Maybe you have a friend or a loved one who is in danger. What can you do?
“I tried to make her get away from her boyfriend, but she just stopped answering my calls, or would make excuses about getting together. Doesn’t she know how dangerous he is?”
It can be frustrating and painful to see your loved ones in danger. Remember the SOS hotline is not just for direct victims of abuse – you can call and talk to someone to learn more about what you can do to help your friend.
Call the SOS hotline at 620-342-7943 24 hours a day, 7 days a week.
Encourage him or her to participate in activities outside of the relationship with friends and family.
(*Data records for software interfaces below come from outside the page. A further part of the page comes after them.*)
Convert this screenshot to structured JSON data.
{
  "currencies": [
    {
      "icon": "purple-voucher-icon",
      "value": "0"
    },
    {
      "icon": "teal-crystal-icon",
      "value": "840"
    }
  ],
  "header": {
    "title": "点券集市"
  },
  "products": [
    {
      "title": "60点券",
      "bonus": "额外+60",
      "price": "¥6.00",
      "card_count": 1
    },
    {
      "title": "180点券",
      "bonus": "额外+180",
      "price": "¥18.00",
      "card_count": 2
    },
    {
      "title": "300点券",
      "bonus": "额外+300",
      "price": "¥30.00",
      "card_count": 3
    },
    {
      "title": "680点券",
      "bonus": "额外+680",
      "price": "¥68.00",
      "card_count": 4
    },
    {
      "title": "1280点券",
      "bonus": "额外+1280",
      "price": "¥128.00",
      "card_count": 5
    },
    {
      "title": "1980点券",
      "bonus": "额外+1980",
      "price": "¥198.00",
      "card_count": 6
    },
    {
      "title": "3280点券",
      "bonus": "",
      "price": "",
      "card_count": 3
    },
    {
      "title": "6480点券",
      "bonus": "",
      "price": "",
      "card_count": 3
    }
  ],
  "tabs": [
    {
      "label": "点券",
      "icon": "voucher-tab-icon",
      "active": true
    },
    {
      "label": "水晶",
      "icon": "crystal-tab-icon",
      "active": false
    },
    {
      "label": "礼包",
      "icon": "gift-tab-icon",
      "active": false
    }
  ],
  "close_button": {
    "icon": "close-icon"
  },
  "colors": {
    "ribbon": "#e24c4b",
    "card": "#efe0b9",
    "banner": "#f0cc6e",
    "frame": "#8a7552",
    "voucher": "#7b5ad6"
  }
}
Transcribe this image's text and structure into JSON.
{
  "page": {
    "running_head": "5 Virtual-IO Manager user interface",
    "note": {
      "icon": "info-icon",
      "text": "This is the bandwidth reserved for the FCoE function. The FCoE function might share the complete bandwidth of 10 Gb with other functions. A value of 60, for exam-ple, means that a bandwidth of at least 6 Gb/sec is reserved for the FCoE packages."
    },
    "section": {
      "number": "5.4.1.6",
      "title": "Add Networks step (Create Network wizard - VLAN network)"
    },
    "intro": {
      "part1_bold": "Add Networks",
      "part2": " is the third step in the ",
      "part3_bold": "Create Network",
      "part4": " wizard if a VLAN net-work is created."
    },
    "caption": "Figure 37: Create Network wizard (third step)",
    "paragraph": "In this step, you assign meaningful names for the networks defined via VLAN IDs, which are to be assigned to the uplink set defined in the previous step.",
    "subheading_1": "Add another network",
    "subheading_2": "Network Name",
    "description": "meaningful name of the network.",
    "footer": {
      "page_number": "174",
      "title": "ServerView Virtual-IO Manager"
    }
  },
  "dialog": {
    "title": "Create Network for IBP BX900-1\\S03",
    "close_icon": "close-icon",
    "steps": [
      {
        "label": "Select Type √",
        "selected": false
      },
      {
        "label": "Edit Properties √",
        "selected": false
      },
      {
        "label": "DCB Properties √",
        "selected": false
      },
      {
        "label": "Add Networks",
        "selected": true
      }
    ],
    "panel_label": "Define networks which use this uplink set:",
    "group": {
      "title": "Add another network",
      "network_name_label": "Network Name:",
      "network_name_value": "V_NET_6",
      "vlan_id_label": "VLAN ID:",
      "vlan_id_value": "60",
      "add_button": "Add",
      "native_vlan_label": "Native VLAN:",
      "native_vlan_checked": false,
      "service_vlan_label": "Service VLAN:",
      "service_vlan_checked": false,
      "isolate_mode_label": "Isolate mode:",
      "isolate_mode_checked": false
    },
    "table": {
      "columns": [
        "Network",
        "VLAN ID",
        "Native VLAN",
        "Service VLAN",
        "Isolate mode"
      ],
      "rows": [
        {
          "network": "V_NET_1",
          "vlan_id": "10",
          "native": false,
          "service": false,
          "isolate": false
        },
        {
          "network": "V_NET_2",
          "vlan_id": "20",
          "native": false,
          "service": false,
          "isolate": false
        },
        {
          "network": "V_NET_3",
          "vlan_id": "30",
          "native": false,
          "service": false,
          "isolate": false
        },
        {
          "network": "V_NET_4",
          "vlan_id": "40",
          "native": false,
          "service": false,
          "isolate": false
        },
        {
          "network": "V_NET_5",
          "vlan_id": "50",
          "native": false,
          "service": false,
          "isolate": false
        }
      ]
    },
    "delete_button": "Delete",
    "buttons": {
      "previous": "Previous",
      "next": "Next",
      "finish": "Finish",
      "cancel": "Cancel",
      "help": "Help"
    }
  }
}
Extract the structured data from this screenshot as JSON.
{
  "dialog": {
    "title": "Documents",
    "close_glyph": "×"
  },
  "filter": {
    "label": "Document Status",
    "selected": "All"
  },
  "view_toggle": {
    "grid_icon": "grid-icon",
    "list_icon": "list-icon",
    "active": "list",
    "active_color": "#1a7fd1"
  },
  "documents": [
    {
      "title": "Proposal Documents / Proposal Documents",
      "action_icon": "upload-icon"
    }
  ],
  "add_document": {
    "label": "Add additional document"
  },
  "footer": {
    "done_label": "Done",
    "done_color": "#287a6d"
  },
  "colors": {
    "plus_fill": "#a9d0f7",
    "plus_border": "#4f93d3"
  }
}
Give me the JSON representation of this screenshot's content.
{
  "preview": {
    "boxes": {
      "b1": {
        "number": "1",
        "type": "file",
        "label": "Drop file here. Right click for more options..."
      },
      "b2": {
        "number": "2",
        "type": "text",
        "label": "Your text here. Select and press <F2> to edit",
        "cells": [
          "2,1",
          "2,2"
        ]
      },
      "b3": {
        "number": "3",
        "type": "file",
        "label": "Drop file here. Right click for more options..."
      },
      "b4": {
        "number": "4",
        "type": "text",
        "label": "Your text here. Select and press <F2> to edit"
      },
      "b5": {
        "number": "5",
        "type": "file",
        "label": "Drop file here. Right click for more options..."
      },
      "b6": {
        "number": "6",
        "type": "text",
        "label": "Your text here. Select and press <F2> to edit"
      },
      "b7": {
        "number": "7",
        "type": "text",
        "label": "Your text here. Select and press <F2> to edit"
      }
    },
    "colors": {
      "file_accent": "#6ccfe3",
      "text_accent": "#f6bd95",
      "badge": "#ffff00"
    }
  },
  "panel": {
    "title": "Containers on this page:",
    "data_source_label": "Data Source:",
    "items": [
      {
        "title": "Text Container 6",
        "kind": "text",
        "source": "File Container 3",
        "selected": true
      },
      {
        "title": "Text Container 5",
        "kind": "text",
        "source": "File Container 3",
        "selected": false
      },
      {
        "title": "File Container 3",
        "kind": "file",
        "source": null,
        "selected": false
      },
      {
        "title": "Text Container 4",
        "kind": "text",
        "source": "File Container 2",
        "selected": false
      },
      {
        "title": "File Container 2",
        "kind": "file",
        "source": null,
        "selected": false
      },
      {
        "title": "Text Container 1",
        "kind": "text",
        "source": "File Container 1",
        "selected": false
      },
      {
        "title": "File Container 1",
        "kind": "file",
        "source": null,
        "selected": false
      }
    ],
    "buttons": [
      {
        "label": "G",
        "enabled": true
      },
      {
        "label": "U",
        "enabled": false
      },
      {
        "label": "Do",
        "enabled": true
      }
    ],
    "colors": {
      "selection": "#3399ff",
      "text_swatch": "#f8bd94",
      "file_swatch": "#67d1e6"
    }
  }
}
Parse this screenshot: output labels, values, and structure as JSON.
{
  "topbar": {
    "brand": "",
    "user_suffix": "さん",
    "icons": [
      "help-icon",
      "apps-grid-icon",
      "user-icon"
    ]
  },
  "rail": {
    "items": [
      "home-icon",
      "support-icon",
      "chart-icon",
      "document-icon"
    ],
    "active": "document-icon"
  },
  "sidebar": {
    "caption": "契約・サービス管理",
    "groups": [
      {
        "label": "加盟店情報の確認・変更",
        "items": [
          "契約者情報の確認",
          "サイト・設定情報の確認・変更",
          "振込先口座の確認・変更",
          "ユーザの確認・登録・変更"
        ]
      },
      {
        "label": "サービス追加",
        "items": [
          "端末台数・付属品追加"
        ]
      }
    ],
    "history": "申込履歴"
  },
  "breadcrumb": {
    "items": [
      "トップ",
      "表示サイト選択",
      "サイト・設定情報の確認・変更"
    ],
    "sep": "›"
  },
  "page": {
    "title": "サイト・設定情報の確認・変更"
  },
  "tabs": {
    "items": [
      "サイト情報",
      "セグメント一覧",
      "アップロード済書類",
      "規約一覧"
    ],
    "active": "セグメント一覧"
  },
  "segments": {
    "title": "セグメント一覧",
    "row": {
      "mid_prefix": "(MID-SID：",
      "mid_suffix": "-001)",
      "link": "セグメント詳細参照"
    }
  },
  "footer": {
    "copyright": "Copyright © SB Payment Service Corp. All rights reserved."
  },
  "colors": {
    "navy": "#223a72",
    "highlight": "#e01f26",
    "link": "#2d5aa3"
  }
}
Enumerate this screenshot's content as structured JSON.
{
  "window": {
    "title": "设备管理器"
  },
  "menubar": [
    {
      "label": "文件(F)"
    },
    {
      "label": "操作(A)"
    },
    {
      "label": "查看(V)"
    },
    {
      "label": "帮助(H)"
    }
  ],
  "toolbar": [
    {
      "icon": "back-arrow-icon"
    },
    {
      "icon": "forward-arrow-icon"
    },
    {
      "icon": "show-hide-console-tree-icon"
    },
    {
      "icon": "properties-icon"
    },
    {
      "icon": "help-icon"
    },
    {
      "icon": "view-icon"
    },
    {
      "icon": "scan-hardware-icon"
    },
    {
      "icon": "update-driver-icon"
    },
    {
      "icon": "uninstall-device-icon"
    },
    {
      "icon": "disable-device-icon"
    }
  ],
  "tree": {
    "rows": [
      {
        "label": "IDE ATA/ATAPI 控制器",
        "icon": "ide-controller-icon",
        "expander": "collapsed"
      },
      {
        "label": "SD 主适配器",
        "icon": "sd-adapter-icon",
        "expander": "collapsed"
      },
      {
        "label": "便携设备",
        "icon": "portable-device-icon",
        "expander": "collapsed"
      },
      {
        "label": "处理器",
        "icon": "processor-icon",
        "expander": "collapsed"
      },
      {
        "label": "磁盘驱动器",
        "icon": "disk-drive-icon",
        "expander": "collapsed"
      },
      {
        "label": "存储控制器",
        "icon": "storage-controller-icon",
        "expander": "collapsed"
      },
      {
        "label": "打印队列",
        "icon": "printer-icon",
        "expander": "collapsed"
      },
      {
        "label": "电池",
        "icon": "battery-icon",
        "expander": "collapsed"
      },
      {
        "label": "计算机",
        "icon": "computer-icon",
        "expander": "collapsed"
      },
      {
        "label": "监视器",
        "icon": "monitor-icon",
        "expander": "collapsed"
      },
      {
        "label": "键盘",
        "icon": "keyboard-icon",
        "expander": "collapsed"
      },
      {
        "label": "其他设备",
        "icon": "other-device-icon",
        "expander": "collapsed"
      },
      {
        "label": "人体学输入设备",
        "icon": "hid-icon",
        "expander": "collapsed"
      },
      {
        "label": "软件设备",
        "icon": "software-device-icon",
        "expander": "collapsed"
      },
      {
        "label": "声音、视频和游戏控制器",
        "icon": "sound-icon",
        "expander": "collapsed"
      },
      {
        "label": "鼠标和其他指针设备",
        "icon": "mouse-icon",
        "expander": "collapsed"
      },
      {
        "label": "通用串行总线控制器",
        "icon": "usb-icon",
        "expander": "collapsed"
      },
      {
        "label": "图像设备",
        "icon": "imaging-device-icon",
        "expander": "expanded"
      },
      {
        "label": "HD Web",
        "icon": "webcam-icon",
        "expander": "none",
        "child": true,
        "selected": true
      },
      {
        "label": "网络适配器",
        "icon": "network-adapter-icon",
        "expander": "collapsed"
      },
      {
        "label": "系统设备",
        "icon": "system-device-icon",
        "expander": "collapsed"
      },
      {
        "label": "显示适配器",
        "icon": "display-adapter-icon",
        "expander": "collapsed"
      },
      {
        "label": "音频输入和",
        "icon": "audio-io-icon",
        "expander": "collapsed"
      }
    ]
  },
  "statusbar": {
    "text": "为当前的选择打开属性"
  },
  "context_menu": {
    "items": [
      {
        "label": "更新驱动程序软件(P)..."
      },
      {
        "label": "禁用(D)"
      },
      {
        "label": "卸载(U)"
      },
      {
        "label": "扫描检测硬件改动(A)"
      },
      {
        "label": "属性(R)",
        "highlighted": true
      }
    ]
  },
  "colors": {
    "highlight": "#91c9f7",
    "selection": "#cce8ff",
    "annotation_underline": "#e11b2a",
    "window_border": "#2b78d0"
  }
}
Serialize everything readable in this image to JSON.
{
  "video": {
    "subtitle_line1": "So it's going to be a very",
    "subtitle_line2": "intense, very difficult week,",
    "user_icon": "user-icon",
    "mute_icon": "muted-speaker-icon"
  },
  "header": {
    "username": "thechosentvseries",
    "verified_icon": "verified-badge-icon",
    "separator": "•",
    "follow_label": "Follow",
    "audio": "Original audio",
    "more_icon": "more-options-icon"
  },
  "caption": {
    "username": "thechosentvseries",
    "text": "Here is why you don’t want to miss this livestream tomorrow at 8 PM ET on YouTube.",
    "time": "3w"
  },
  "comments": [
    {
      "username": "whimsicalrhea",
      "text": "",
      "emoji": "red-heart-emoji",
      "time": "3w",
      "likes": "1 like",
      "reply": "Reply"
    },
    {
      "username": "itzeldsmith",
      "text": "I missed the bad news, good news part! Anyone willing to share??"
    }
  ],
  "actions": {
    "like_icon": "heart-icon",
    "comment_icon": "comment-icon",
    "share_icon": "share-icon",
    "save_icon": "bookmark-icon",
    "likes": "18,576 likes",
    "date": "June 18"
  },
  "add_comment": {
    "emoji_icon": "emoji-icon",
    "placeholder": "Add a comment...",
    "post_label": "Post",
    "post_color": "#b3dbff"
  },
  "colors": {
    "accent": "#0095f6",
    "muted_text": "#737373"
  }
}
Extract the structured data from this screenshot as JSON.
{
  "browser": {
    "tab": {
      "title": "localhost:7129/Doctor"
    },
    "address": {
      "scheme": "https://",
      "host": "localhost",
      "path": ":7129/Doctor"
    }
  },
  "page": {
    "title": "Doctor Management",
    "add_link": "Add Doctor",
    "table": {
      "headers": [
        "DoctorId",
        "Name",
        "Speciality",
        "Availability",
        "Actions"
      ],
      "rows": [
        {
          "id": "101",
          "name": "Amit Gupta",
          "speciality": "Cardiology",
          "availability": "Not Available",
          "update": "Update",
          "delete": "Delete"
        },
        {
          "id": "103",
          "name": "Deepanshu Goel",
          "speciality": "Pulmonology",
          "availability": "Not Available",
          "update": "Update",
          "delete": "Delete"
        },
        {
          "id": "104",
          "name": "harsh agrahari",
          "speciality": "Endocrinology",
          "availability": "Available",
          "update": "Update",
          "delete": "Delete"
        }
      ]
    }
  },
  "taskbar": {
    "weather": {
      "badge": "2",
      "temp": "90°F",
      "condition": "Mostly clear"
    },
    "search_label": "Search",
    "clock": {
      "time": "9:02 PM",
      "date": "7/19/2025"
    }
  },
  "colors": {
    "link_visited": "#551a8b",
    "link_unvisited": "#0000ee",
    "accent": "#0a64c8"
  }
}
If he or she ends the relationship, continue to be supportive of them. Even though the relationship was abusive, your friend or family member may still feel sad and lonely once it is over. He or she will need time to mourn the relationship and will especially need your support at that time.
Help him or her to develop a safety plan.
Be there for them. Encourage him or her to talk to people who can provide help and guidance. SOS provides free counseling or support groups.
Offer to go with him or her to talk to SOS. If he or she has to go to the police, court or a lawyer, offer to go along for moral support.
Accept that you cannot “rescue” him or her. Although it is difficult to see someone you care about get hurt, ultimately the person getting hurt has to be the one to decide that they want to do something about it. It’s important for you to support him or her and help them find a way to safety and peace.